▸ **EXERCISE AIM**: Could you restate the data word for word and drop the pictures?
━━━━━ MATERIAL SUPPLIED ━━━━━
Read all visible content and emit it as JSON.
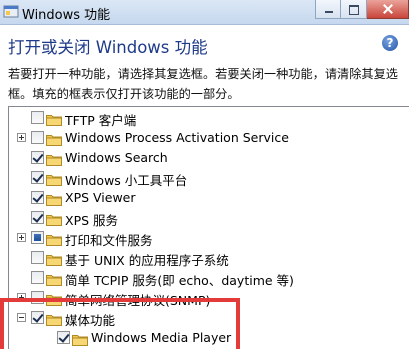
{
  "window": {
    "title": "Windows 功能"
  },
  "header": {
    "title": "打开或关闭 Windows 功能",
    "description": "若要打开一种功能，请选择其复选框。若要关闭一种功能，请清除其复选框。填充的框表示仅打开该功能的一部分。"
  },
  "features": [
    {
      "label": "TFTP 客户端",
      "state": "unchecked",
      "expandable": false
    },
    {
      "label": "Windows Process Activation Service",
      "state": "unchecked",
      "expandable": true
    },
    {
      "label": "Windows Search",
      "state": "checked",
      "expandable": false
    },
    {
      "label": "Windows 小工具平台",
      "state": "checked",
      "expandable": false
    },
    {
      "label": "XPS Viewer",
      "state": "checked",
      "expandable": false
    },
    {
      "label": "XPS 服务",
      "state": "checked",
      "expandable": false
    },
    {
      "label": "打印和文件服务",
      "state": "partial",
      "expandable": true
    },
    {
      "label": "基于 UNIX 的应用程序子系统",
      "state": "unchecked",
      "expandable": false
    },
    {
      "label": "简单 TCPIP 服务(即 echo、daytime 等)",
      "state": "unchecked",
      "expandable": false
    },
    {
      "label": "简单网络管理协议(SNMP)",
      "state": "unchecked",
      "expandable": true
    },
    {
      "label": "媒体功能",
      "state": "checked",
      "expandable": true,
      "expanded": true
    },
    {
      "label": "Windows Media Player",
      "state": "checked",
      "expandable": false,
      "child": true
    }
  ],
  "colors": {
    "title_blue": "#1e3a8a",
    "highlight_red": "#e33a3a",
    "folder_yellow": "#f2c94c"
  }
}
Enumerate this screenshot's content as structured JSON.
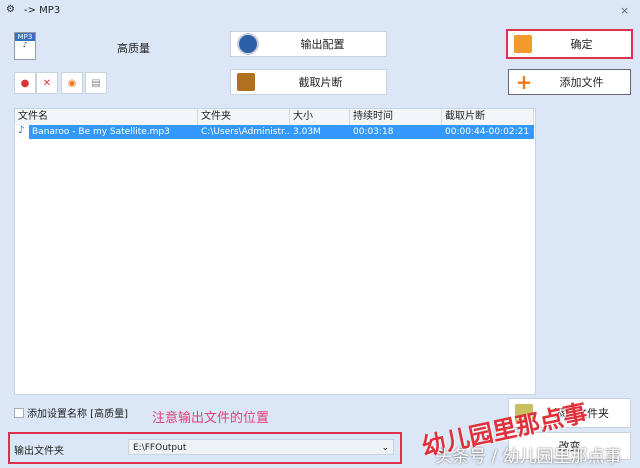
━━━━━
▸ **OUTPUT FOR THIS TASK**:
Read all visible content and emit it as JSON.
{
  "window": {
    "title": "Windows 功能"
  },
  "header": {
    "title": "打开或关闭 Windows 功能",
    "description": "若要打开一种功能，请选择其复选框。若要关闭一种功能，请清除其复选框。填充的框表示仅打开该功能的一部分。"
  },
  "features": [
    {
      "label": "TFTP 客户端",
      "state": "unchecked",
      "expandable": false
    },
    {
      "label": "Windows Process Activation Service",
      "state": "unchecked",
      "expandable": true
    },
    {
      "label": "Windows Search",
      "state": "checked",
      "expandable": false
    },
    {
      "label": "Windows 小工具平台",
      "state": "checked",
      "expandable": false
    },
    {
      "label": "XPS Viewer",
      "state": "checked",
      "expandable": false
    },
    {
      "label": "XPS 服务",
      "state": "checked",
      "expandable": false
    },
    {
      "label": "打印和文件服务",
      "state": "partial",
      "expandable": true
    },
    {
      "label": "基于 UNIX 的应用程序子系统",
      "state": "unchecked",
      "expandable": false
    },
    {
      "label": "简单 TCPIP 服务(即 echo、daytime 等)",
      "state": "unchecked",
      "expandable": false
    },
    {
      "label": "简单网络管理协议(SNMP)",
      "state": "unchecked",
      "expandable": true
    },
    {
      "label": "媒体功能",
      "state": "checked",
      "expandable": true,
      "expanded": true
    },
    {
      "label": "Windows Media Player",
      "state": "checked",
      "expandable": false,
      "child": true
    }
  ],
  "colors": {
    "title_blue": "#1e3a8a",
    "highlight_red": "#e33a3a",
    "folder_yellow": "#f2c94c"
  }
}
Enumerate this screenshot's content as structured JSON.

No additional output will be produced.